■ **WHAT NEEDS TO BE DONE**: Search the records for "title". Copy every line where it appears.

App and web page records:
------

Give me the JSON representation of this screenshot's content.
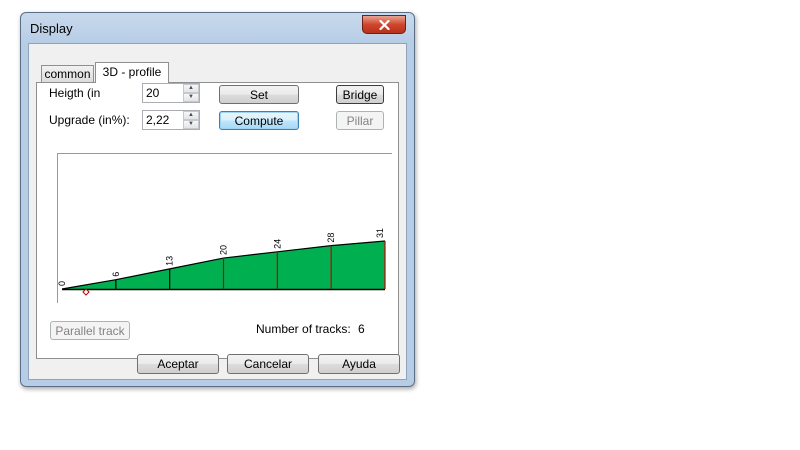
{
  "window": {
    "title": "Display",
    "close_icon": "close-icon"
  },
  "tabs": [
    {
      "label": "common",
      "active": false
    },
    {
      "label": "3D - profile",
      "active": true
    }
  ],
  "form": {
    "height_label": "Heigth (in",
    "height_value": "20",
    "upgrade_label": "Upgrade (in%):",
    "upgrade_value": "2,22"
  },
  "buttons": {
    "set": "Set",
    "compute": "Compute",
    "bridge": "Bridge",
    "pillar": "Pillar",
    "parallel_track": "Parallel track"
  },
  "tracks": {
    "label": "Number of tracks:",
    "value": "6"
  },
  "footer": {
    "accept": "Aceptar",
    "cancel": "Cancelar",
    "help": "Ayuda"
  },
  "colors": {
    "fill": "#00b050",
    "pillar": "#c00000",
    "outline": "#000000"
  },
  "chart_data": {
    "type": "area",
    "x": [
      0,
      1,
      2,
      3,
      4,
      5,
      6
    ],
    "values": [
      0,
      6,
      13,
      20,
      24,
      28,
      31
    ],
    "point_labels": [
      "0",
      "6",
      "13",
      "20",
      "24",
      "28",
      "31"
    ],
    "ylim": [
      0,
      31
    ]
  }
}
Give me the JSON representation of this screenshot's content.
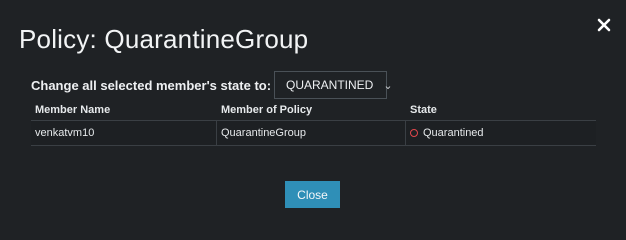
{
  "dialog": {
    "title": "Policy: QuarantineGroup",
    "close_icon": "close-icon"
  },
  "bulk_change": {
    "label": "Change all selected member's state to:",
    "selected_value": "QUARANTINED",
    "chevron_icon": "chevron-down-icon"
  },
  "table": {
    "columns": [
      "Member Name",
      "Member of Policy",
      "State"
    ],
    "rows": [
      {
        "member_name": "venkatvm10",
        "member_of_policy": "QuarantineGroup",
        "state": "Quarantined",
        "state_icon": "circle-status-icon",
        "state_color": "#e0474c"
      }
    ]
  },
  "footer": {
    "close_label": "Close"
  },
  "colors": {
    "background": "#1f2225",
    "accent_button": "#2f8fb7",
    "status_quarantined": "#e0474c"
  }
}
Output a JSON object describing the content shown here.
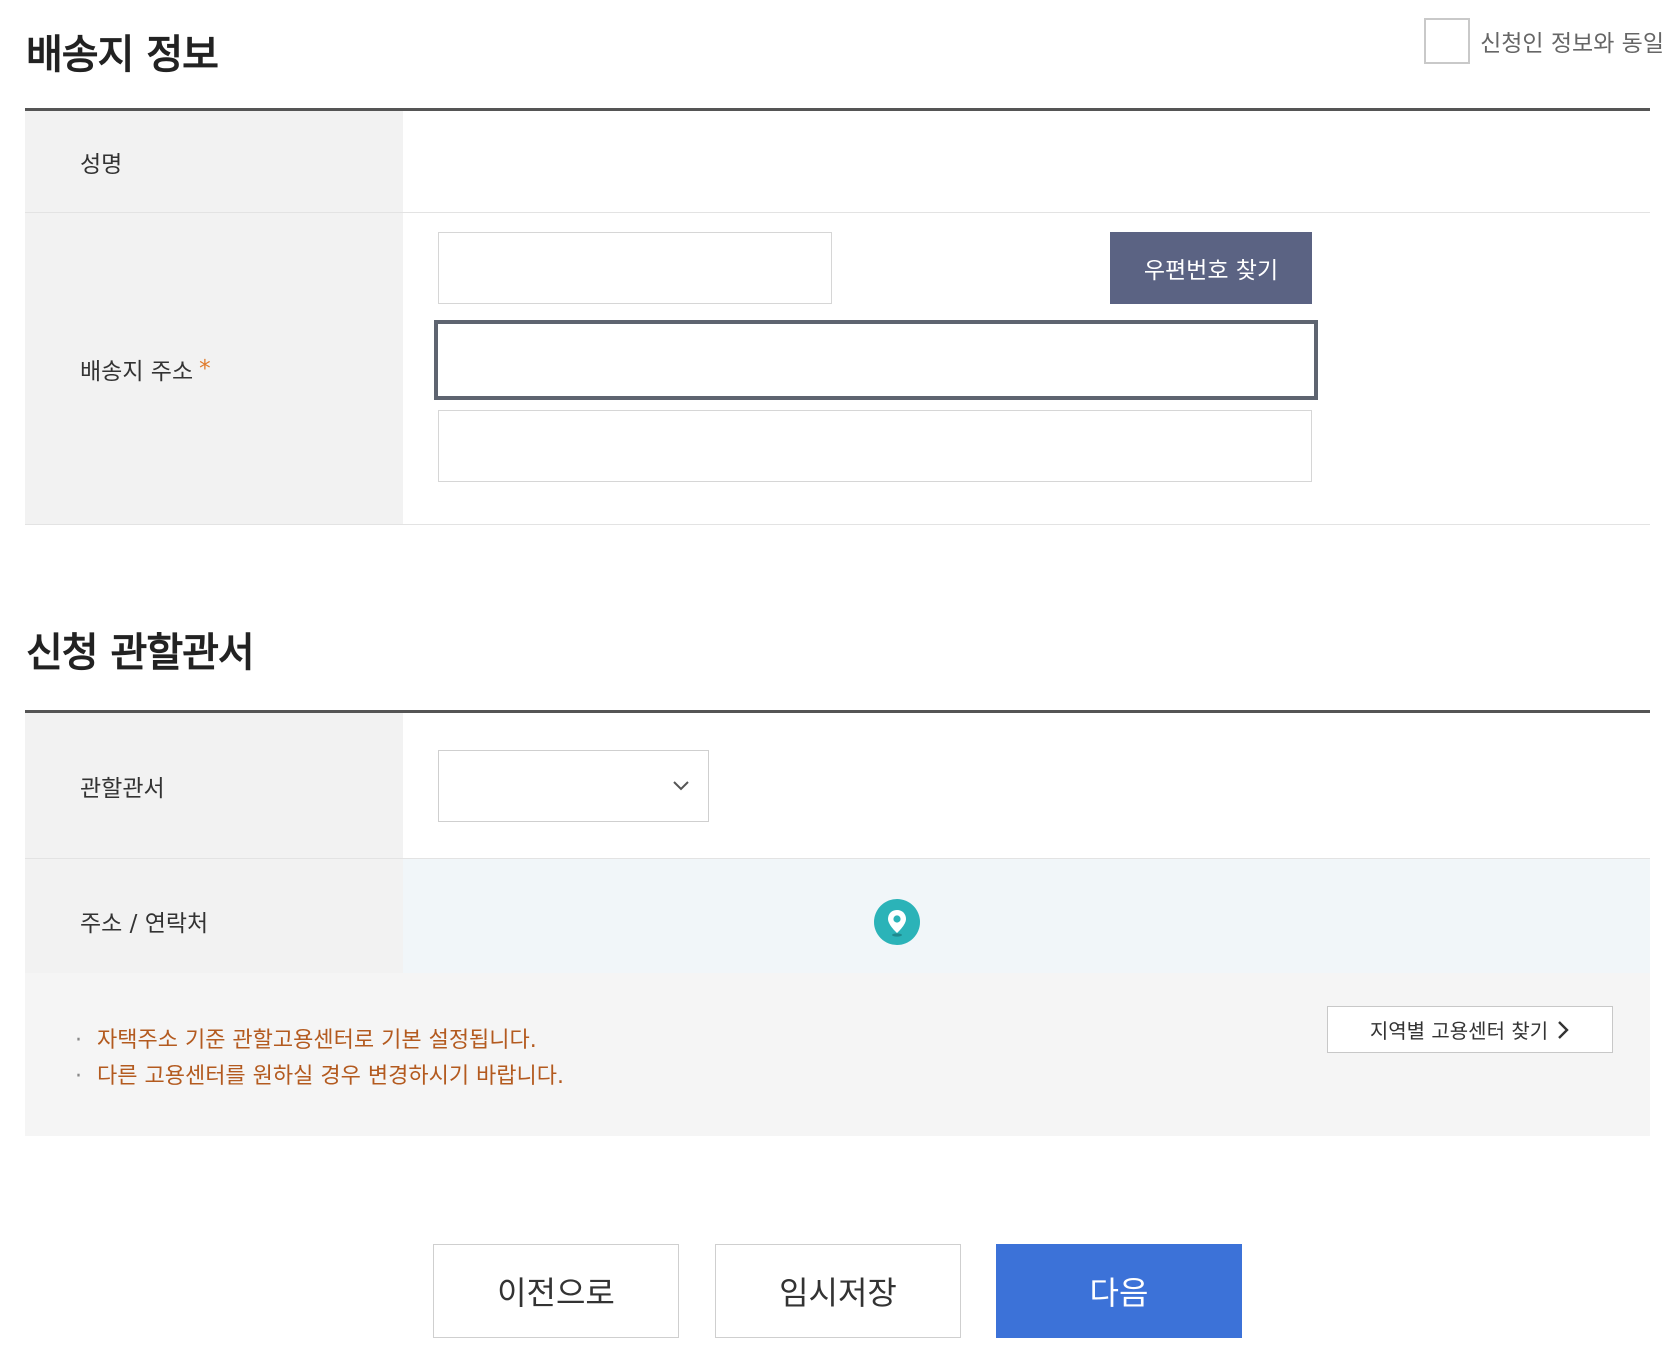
{
  "shipping": {
    "title": "배송지 정보",
    "same_as_applicant_label": "신청인 정보와 동일",
    "name_label": "성명",
    "address_label": "배송지 주소",
    "required_mark": "*",
    "zip_button": "우편번호 찾기"
  },
  "office": {
    "title": "신청 관할관서",
    "office_label": "관할관서",
    "contact_label": "주소 / 연락처",
    "notices": [
      "자택주소 기준 관할고용센터로 기본 설정됩니다.",
      "다른 고용센터를 원하실 경우 변경하시기 바랍니다."
    ],
    "region_button": "지역별 고용센터 찾기"
  },
  "actions": {
    "prev": "이전으로",
    "temp_save": "임시저장",
    "next": "다음"
  },
  "colors": {
    "primary": "#3c72d8",
    "zip_button": "#5b6383",
    "notice_text": "#b35a1f",
    "required": "#e07b2c",
    "pin": "#2bb3b8"
  },
  "icons": [
    "checkbox",
    "map-pin-icon",
    "chevron-down-icon",
    "chevron-right-icon"
  ]
}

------

■ **ANSWER TO THIS PROBLEM**:
    "title": "Display",
    "title": "Policy: QuarantineGroup",
    "title": "배송지 정보",
    "title": "신청 관할관서",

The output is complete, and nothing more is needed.